■ Directions
Report the tally of lines in the material below that have the string "content", with no other output.
Records shown section start
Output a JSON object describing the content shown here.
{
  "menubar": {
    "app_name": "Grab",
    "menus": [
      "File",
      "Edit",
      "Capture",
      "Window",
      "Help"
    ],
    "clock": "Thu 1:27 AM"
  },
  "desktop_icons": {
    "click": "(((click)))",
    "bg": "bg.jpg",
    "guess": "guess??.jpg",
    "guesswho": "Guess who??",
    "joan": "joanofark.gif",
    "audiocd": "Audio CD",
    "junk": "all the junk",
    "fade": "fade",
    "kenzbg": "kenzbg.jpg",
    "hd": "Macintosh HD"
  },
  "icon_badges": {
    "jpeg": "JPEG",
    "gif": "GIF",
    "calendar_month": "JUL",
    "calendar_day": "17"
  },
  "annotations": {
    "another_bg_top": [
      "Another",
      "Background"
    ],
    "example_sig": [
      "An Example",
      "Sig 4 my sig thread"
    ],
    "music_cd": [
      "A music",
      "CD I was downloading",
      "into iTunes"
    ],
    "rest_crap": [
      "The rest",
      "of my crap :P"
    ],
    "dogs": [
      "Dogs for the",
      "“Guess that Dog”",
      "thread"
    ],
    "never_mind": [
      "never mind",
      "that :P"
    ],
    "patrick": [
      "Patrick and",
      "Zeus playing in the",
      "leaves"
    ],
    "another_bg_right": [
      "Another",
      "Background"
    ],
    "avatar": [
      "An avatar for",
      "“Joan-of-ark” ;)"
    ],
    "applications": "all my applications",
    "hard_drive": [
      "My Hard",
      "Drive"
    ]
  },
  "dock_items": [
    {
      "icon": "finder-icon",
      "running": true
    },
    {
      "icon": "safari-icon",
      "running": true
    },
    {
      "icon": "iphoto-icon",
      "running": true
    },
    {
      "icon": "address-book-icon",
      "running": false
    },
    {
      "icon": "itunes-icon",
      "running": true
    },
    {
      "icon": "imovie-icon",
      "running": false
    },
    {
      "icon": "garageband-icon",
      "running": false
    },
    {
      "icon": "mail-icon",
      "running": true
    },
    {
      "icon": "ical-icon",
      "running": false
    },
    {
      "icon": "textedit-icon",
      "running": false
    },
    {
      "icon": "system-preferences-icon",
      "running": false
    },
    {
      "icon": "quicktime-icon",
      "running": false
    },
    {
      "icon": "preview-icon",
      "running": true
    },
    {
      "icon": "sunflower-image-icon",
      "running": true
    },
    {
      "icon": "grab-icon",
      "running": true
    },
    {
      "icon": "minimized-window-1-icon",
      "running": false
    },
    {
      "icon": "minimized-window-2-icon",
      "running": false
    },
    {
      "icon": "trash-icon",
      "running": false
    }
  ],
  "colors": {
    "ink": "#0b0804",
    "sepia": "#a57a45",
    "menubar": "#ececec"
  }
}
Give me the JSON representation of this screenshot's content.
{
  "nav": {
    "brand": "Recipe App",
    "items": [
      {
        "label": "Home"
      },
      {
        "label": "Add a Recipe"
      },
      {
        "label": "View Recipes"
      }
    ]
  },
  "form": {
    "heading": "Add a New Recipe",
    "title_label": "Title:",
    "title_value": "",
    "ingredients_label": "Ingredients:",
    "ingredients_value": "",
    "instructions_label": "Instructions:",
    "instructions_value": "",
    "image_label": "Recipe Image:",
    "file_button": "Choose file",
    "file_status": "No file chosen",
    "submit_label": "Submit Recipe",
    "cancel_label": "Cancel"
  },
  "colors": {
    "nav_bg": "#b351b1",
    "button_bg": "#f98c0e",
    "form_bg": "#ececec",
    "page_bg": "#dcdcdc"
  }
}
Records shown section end
■ Answer section
2